This photograph shows Hinode Photographer, one of the Japanese photo studios in Ipoh. It was located next to Hoot & Co, at Belfield Street, Ipoh.
In 1908, No 93 was Messrs Hoot and Co, agents for imported motor-cycles and tri-cars, while No 95 was the premises of a Japanese shop, "Hinode Photographer Enlarger, Bromide & Platinic Type". "Hinode" means sunlight in Japanese and as shown in the photograph, the latter's shopfront featured a logo of the rising sun.
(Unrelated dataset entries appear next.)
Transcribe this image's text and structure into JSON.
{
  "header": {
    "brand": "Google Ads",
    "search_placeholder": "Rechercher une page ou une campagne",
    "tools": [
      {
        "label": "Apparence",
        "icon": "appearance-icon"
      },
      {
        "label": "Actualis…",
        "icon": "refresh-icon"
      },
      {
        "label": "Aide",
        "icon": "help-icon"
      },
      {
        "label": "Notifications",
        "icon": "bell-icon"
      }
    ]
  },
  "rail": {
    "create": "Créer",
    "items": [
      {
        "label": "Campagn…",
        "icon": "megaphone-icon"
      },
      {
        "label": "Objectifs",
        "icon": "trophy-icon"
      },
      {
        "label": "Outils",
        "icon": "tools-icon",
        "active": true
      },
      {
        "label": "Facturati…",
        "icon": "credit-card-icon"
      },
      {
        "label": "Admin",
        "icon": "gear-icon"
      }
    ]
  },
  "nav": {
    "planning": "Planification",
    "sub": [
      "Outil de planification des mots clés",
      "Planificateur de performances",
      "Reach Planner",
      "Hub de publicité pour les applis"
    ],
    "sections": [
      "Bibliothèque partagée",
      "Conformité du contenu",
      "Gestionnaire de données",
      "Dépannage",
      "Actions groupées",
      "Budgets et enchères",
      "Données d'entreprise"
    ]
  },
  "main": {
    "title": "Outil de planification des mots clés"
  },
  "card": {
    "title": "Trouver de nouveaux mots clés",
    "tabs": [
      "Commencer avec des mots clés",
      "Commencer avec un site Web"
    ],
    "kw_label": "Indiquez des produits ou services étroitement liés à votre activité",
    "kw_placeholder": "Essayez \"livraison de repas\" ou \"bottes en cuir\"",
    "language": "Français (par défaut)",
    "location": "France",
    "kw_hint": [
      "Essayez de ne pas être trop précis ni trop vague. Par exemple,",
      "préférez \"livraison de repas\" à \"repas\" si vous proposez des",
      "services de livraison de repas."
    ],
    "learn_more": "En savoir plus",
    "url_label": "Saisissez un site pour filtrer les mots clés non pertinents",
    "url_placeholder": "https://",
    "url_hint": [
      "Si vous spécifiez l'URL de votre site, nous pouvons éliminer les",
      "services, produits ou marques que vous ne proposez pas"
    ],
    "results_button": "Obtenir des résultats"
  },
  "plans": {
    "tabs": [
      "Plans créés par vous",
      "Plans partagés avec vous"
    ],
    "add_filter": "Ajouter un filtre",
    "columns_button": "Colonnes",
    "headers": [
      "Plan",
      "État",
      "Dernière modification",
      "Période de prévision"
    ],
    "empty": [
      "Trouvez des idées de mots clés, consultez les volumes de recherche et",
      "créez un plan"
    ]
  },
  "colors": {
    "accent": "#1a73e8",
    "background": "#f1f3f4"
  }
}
By 1911, a new Japanese photography business opened as Mikasa Photo Studio and occupied these same premises at No. 93–95 Belfield Street. A Japanese spy, Masaji Fukabori alias Masaji Hosaka, once worked here. Another Japanese photographer, James Suzuki had his own studio in Kuala Kangsar called "Nature Art Studio". There is evidence that Suzuki had already been in Kuala Kangsar since the early 1930s (a full decade before the invasion), and that a Major Fujiwara of the Japanese Military Intelligence had been assisted by Suzuki, the photographer from Kuala Kangsar. He was therefore one of the many interpreters for the Japanese Military Intelligence who s could collectively speak Malay, English and Mandarin and sent information about Malaya back to Japan in preparation or the invasion of 1941. There is no doubt that Masaji was one of the same group.
After the war, No 93 was taken over by Taik Ho and Guan Ho, established in Taiping in 1889. The business was owned by Toh Eng Ho CBE (1899-62), a prominent Taiping industrialist, Perak State Councillor and Federal Legislative Councillor (1948-55).
Above adapted from 1999 Janus Print & Resources - Published by the Perak State Government
Editor's Note. By the 1950's No 93 had become the Perak Book Store.
To read more about Ipoh Street Names, click here.
To read more about the book 'Kinta Valley', click here.